Wednesday, January 3, 2018

Thin Man Movies

Thanks to Turner Classic Movies and my DVR, I was able to watch the six Thin Man movies in chronological order as a fantastic way to ring in a new year in 2018. It is Classic Hollywood - William Powell and Myrna Loy in the Thin Man Movies. The Thin Man (1934) was shot over a mere two weeks on a shoestring and conceived by MGM as a B-movie. It became a franchise over six films while the country worked its way through the depression and WWII. Director W.S. Van Dyke’s casting coup of Powell and Loy paid off and The Thin Man was a surprise smash. The Thin Man movies adhere to a rigid formula. They gave people what they wanted, over and over again. Nick attempts to just relax and drink away the afternoon is disrupted again and again by a sudden murder mystery. Reluctantly, and with a big push from Nora, he takes the case, outpacing the actual detective investigating.
Of course one needs to suspend one’s disbelief and movie-viewing cynicism as crime scenes are violated, political correctness is compromised, justice is obstructed, women are objectified, nightclub/party goers are over-served and plots twist.  All that said, it is a pleasure of black & white escapism and entertainment to binge watch Nick and Nora as the formula plays out and all ends well.

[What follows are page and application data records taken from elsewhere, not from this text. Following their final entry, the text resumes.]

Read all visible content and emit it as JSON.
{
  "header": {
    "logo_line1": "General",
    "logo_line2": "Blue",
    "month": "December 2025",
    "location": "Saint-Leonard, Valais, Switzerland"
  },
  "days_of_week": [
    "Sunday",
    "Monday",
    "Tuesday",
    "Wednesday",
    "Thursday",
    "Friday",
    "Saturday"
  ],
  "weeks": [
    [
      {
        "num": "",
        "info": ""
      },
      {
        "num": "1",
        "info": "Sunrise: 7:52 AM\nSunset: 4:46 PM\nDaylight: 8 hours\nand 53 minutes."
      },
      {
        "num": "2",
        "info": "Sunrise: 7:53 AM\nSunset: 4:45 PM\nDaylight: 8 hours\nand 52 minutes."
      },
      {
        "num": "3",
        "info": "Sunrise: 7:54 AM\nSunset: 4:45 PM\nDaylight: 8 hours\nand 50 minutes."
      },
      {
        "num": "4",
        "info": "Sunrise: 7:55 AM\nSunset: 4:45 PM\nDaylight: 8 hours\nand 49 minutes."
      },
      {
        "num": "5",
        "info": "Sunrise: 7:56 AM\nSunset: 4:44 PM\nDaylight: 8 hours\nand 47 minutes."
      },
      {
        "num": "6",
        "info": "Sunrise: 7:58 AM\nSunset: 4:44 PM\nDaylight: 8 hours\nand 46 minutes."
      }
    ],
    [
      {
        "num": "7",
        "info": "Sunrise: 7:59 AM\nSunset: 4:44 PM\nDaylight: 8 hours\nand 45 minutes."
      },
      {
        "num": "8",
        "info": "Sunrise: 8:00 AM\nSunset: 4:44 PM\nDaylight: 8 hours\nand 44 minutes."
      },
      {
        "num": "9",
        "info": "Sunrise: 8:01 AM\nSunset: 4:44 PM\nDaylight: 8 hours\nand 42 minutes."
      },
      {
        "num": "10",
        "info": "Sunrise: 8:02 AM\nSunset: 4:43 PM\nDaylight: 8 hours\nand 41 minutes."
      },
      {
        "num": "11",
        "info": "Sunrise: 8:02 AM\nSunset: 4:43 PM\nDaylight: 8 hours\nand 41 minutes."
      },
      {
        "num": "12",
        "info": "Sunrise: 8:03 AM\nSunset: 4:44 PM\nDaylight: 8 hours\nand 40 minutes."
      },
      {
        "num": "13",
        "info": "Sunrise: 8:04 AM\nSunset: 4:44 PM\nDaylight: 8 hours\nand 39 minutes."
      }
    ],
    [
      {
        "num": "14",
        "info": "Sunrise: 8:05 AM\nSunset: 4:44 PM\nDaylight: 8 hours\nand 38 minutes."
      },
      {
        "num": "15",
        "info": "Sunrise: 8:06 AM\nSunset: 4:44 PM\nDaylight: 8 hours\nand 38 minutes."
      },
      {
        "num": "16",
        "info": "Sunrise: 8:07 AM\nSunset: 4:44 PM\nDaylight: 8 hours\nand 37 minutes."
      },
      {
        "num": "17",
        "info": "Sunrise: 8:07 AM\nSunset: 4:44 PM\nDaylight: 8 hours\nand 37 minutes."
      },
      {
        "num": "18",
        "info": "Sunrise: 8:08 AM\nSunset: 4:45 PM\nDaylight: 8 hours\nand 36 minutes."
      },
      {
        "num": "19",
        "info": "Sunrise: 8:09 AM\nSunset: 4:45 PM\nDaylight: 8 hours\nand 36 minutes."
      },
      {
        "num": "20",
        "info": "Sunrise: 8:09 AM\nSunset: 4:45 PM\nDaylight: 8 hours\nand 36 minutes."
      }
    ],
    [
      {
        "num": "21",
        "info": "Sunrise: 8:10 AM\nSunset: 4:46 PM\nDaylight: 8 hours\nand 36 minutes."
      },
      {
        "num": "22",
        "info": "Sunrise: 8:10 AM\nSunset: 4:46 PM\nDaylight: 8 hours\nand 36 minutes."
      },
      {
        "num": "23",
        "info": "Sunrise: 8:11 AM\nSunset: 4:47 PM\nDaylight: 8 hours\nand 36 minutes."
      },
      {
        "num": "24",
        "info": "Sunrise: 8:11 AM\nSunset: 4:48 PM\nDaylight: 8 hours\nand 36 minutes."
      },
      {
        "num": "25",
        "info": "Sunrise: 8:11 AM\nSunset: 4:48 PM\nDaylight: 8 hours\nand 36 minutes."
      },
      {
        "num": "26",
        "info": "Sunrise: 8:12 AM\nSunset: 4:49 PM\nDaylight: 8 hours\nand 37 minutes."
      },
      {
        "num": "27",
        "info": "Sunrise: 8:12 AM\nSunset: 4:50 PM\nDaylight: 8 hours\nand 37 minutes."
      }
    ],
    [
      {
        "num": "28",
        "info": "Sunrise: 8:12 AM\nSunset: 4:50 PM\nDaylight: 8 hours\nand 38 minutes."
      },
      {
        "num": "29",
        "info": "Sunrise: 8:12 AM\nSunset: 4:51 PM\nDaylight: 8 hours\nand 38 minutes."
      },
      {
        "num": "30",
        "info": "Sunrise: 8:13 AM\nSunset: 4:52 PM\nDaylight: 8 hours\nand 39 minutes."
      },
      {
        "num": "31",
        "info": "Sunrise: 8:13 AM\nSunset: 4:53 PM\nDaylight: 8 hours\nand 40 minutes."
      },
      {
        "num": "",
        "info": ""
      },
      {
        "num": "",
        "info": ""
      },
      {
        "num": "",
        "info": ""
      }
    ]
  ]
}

The Thin Man (1934), After the Thin Man (1936), Another Thin Man (1939), Shadow of the Thin Man (1941), The Thin Man Goes Home (1945) and The Song of the Thin Man (1947)…


Happy New Year!  

Tuesday, January 2, 2018

Raphael Angels

The Sistine Madonna is an oil painting on canvas and represents one of the last works Raphael would complete. In the complete work, the Virgin Mary stands upon a cloud holding the Christ child. The Madonna is accompanied by Saint Sixtus and Saint Barbara. The cherubim, arguably the most famous in the world, are located at the very bottom of the painting. The work was nearly destroyed during World War II as the allies bombed the German city of Dresden, but was thankfully saved by Russian forces. Though shortly held by the Soviet Union, the painting has since returned to Germany where it be seen in the Gemäldegalerie Alte Meister. 

Note: This painting left an impression on me somewhat indirectly. A print of the Madonna painting hung in in my parent's bedroom in our home in Lakewood, a west side suburb in Cleveland. Years later I took a picture of my kids at home in Raleigh, NC (around 1992). In 2016 these two angels introduced us to Lawton (Robert Lawton Dewey) and James Benjamin Morgan.